|US20120090516 *||Dec 15, 2011||Apr 19, 2012||Oded Shoseyov||Apparatus and method for collecting and disposing waste|
|U.S. Classification||210/758, 110/346, 210/909, 431/9, 210/759, 431/8, 110/348, 110/238|
|International Classification||C02F11/08, C02F11/06, F23G7/00, F23G5/12, C02F1/72|
|Cooperative Classification||C02F1/72, F23G5/12, C02F11/06, C02F11/08, F23G7/008, Y02W10/40, Y10S210/909|
|European Classification||F23G7/00H, C02F11/08, C02F11/06, C02F1/72, F23G5/12|
|Jan 26, 1998||AS||Assignment|
Owner name: CORPORATION DE L ECOLE POLYTECHNIQUE, CANADA
Free format text: ASSIGNMENT OF ASSIGNORS INTEREST;ASSIGNOR:HER MAJESTY THE QUEEN IN RIGHT OF CANADA AS REPRESENTED BY THE MINISTER OF NATURAL RESOURCES CANADA;REEL/FRAME:008922/0498
Effective date: 19970814
Owner name: CORPORATION DE L ECOLE POLYTECHNIQUE, CANADA
Free format text: ASSIGNMENT OF ASSIGNORS INTEREST;ASSIGNORS:GUY, CHRISTOPHE;OSTIGUY, EVE;REEL/FRAME:008922/0486;SIGNING DATES FROM 19970731 TO 19970801
Owner name: HER MAJESTY THE QUEEN IN RIGHT OF CANADA AS REPRES
Free format text: ASSIGNMENT OF ASSIGNORS INTEREST;ASSIGNOR:BENALI, MARZOUK;REEL/FRAME:008922/0496

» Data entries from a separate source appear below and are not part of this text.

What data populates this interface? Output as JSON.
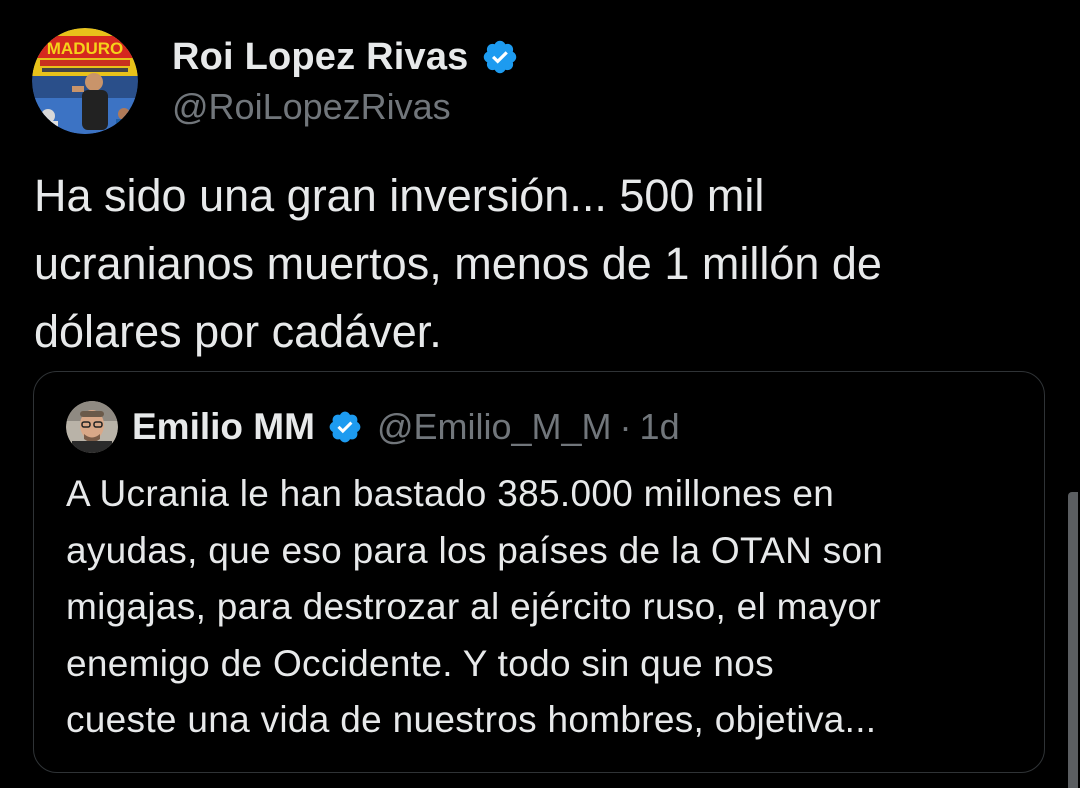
{
  "tweet": {
    "author": {
      "display_name": "Roi Lopez Rivas",
      "handle": "@RoiLopezRivas",
      "verified_icon": "verified-badge-icon",
      "avatar_sign_text": "MADURO"
    },
    "text": "Ha sido una gran inversión... 500 mil\nucranianos muertos, menos de 1 millón de\ndólares por cadáver."
  },
  "quoted_tweet": {
    "author": {
      "display_name": "Emilio MM",
      "handle": "@Emilio_M_M",
      "verified_icon": "verified-badge-icon"
    },
    "separator": "·",
    "timestamp": "1d",
    "text": "A Ucrania le han bastado 385.000 millones en\nayudas, que eso para los países de la OTAN son\nmigajas, para destrozar al ejército ruso, el mayor\nenemigo de Occidente. Y todo sin que nos\ncueste una vida de nuestros hombres, objetiva..."
  },
  "colors": {
    "background": "#000000",
    "text_primary": "#e7e9ea",
    "text_secondary": "#71767b",
    "verified_blue": "#1d9bf0",
    "border": "#2f3336"
  }
}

Effective date: 19970702
|Feb 17, 1998||CC||Certificate of correction|
|Jul 7, 1998||CC||Certificate of correction|
|Nov 27, 2000||FPAY||Fee payment|
Year of fee payment: 4
|Jan 12, 2005||REMI||Maintenance fee reminder mailed|
|Mar 23, 2005||FPAY||Fee payment|
Year of fee payment: 8
|Mar 23, 2005||SULP||Surcharge for late payment|
Year of fee payment: 7
|Dec 29, 2008||REMI||Maintenance fee reminder mailed|
|Jun 24, 2009||LAPS||Lapse for failure to pay maintenance fees|
|Aug 11, 2009||FP||Expired due to failure to pay maintenance fee|
Effective date: 20090624